[[ DATA, beginning ]]

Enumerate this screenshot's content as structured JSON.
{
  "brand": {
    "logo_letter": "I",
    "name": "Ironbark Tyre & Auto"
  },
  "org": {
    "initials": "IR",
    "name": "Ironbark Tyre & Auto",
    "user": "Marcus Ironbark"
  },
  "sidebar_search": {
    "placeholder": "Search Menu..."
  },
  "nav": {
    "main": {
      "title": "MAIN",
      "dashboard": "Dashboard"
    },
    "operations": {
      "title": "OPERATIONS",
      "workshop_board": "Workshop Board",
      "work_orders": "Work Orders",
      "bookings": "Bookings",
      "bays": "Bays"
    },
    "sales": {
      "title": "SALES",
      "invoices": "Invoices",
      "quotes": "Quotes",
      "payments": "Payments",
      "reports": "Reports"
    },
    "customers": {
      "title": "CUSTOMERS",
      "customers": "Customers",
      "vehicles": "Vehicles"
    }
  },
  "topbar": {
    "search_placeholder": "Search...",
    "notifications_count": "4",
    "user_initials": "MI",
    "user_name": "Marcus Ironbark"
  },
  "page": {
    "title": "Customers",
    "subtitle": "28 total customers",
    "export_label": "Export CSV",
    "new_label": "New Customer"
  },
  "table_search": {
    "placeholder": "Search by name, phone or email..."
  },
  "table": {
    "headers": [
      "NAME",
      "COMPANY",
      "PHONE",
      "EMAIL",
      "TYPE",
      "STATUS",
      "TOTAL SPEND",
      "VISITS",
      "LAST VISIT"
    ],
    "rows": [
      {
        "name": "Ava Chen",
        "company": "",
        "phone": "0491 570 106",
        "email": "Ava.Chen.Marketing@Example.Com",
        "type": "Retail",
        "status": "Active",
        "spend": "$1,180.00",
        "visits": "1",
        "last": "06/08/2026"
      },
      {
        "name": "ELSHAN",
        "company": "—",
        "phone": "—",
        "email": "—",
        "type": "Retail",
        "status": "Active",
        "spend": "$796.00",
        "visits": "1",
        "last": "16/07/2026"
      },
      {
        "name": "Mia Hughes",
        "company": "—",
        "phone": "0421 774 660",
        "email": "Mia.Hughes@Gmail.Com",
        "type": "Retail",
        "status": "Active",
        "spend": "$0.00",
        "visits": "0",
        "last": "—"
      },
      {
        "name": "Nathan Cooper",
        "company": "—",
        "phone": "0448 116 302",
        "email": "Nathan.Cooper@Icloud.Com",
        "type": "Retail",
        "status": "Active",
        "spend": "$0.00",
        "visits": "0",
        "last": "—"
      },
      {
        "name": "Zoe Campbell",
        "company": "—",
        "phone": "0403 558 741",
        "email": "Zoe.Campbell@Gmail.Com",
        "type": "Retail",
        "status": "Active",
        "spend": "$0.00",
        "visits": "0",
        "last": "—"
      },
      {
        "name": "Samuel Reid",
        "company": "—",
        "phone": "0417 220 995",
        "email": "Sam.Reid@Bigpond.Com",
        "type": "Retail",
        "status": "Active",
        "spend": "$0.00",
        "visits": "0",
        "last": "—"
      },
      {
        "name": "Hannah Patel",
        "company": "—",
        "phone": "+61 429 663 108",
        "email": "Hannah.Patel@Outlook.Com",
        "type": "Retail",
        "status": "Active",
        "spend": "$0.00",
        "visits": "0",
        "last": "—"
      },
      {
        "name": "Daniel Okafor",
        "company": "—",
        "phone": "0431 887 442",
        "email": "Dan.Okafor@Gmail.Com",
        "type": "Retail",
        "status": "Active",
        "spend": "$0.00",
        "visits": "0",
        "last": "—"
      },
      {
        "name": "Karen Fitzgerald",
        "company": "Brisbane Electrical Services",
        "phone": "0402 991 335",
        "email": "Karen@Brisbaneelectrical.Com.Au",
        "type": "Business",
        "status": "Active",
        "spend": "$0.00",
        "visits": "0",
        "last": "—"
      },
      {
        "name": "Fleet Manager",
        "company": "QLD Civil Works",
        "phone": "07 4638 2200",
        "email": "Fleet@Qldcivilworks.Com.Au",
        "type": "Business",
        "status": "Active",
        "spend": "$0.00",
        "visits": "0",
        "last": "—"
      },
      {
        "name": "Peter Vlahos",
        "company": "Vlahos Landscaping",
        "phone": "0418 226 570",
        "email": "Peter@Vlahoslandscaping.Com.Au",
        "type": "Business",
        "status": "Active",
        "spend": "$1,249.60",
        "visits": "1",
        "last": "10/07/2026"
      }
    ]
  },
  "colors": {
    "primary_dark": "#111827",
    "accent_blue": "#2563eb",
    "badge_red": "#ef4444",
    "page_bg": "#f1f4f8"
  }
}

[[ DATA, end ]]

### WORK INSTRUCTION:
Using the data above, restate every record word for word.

### SOLUTION BELOW:
Enumerate this screenshot's content as structured JSON.
{
  "brand": {
    "logo_letter": "I",
    "name": "Ironbark Tyre & Auto"
  },
  "org": {
    "initials": "IR",
    "name": "Ironbark Tyre & Auto",
    "user": "Marcus Ironbark"
  },
  "sidebar_search": {
    "placeholder": "Search Menu..."
  },
  "nav": {
    "main": {
      "title": "MAIN",
      "dashboard": "Dashboard"
    },
    "operations": {
      "title": "OPERATIONS",
      "workshop_board": "Workshop Board",
      "work_orders": "Work Orders",
      "bookings": "Bookings",
      "bays": "Bays"
    },
    "sales": {
      "title": "SALES",
      "invoices": "Invoices",
      "quotes": "Quotes",
      "payments": "Payments",
      "reports": "Reports"
    },
    "customers": {
      "title": "CUSTOMERS",
      "customers": "Customers",
      "vehicles": "Vehicles"
    }
  },
  "topbar": {
    "search_placeholder": "Search...",
    "notifications_count": "4",
    "user_initials": "MI",
    "user_name": "Marcus Ironbark"
  },
  "page": {
    "title": "Customers",
    "subtitle": "28 total customers",
    "export_label": "Export CSV",
    "new_label": "New Customer"
  },
  "table_search": {
    "placeholder": "Search by name, phone or email..."
  },
  "table": {
    "headers": [
      "NAME",
      "COMPANY",
      "PHONE",
      "EMAIL",
      "TYPE",
      "STATUS",
      "TOTAL SPEND",
      "VISITS",
      "LAST VISIT"
    ],
    "rows": [
      {
        "name": "Ava Chen",
        "company": "",
        "phone": "0491 570 106",
        "email": "Ava.Chen.Marketing@Example.Com",
        "type": "Retail",
        "status": "Active",
        "spend": "$1,180.00",
        "visits": "1",
        "last": "06/08/2026"
      },
      {
        "name": "ELSHAN",
        "company": "—",
        "phone": "—",
        "email": "—",
        "type": "Retail",
        "status": "Active",
        "spend": "$796.00",
        "visits": "1",
        "last": "16/07/2026"
      },
      {
        "name": "Mia Hughes",
        "company": "—",
        "phone": "0421 774 660",
        "email": "Mia.Hughes@Gmail.Com",
        "type": "Retail",
        "status": "Active",
        "spend": "$0.00",
        "visits": "0",
        "last": "—"
      },
      {
        "name": "Nathan Cooper",
        "company": "—",
        "phone": "0448 116 302",
        "email": "Nathan.Cooper@Icloud.Com",
        "type": "Retail",
        "status": "Active",
        "spend": "$0.00",
        "visits": "0",
        "last": "—"
      },
      {
        "name": "Zoe Campbell",
        "company": "—",
        "phone": "0403 558 741",
        "email": "Zoe.Campbell@Gmail.Com",
        "type": "Retail",
        "status": "Active",
        "spend": "$0.00",
        "visits": "0",
        "last": "—"
      },
      {
        "name": "Samuel Reid",
        "company": "—",
        "phone": "0417 220 995",
        "email": "Sam.Reid@Bigpond.Com",
        "type": "Retail",
        "status": "Active",
        "spend": "$0.00",
        "visits": "0",
        "last": "—"
      },
      {
        "name": "Hannah Patel",
        "company": "—",
        "phone": "+61 429 663 108",
        "email": "Hannah.Patel@Outlook.Com",
        "type": "Retail",
        "status": "Active",
        "spend": "$0.00",
        "visits": "0",
        "last": "—"
      },
      {
        "name": "Daniel Okafor",
        "company": "—",
        "phone": "0431 887 442",
        "email": "Dan.Okafor@Gmail.Com",
        "type": "Retail",
        "status": "Active",
        "spend": "$0.00",
        "visits": "0",
        "last": "—"
      },
      {
        "name": "Karen Fitzgerald",
        "company": "Brisbane Electrical Services",
        "phone": "0402 991 335",
        "email": "Karen@Brisbaneelectrical.Com.Au",
        "type": "Business",
        "status": "Active",
        "spend": "$0.00",
        "visits": "0",
        "last": "—"
      },
      {
        "name": "Fleet Manager",
        "company": "QLD Civil Works",
        "phone": "07 4638 2200",
        "email": "Fleet@Qldcivilworks.Com.Au",
        "type": "Business",
        "status": "Active",
        "spend": "$0.00",
        "visits": "0",
        "last": "—"
      },
      {
        "name": "Peter Vlahos",
        "company": "Vlahos Landscaping",
        "phone": "0418 226 570",
        "email": "Peter@Vlahoslandscaping.Com.Au",
        "type": "Business",
        "status": "Active",
        "spend": "$1,249.60",
        "visits": "1",
        "last": "10/07/2026"
      }
    ]
  },
  "colors": {
    "primary_dark": "#111827",
    "accent_blue": "#2563eb",
    "badge_red": "#ef4444",
    "page_bg": "#f1f4f8"
  }
}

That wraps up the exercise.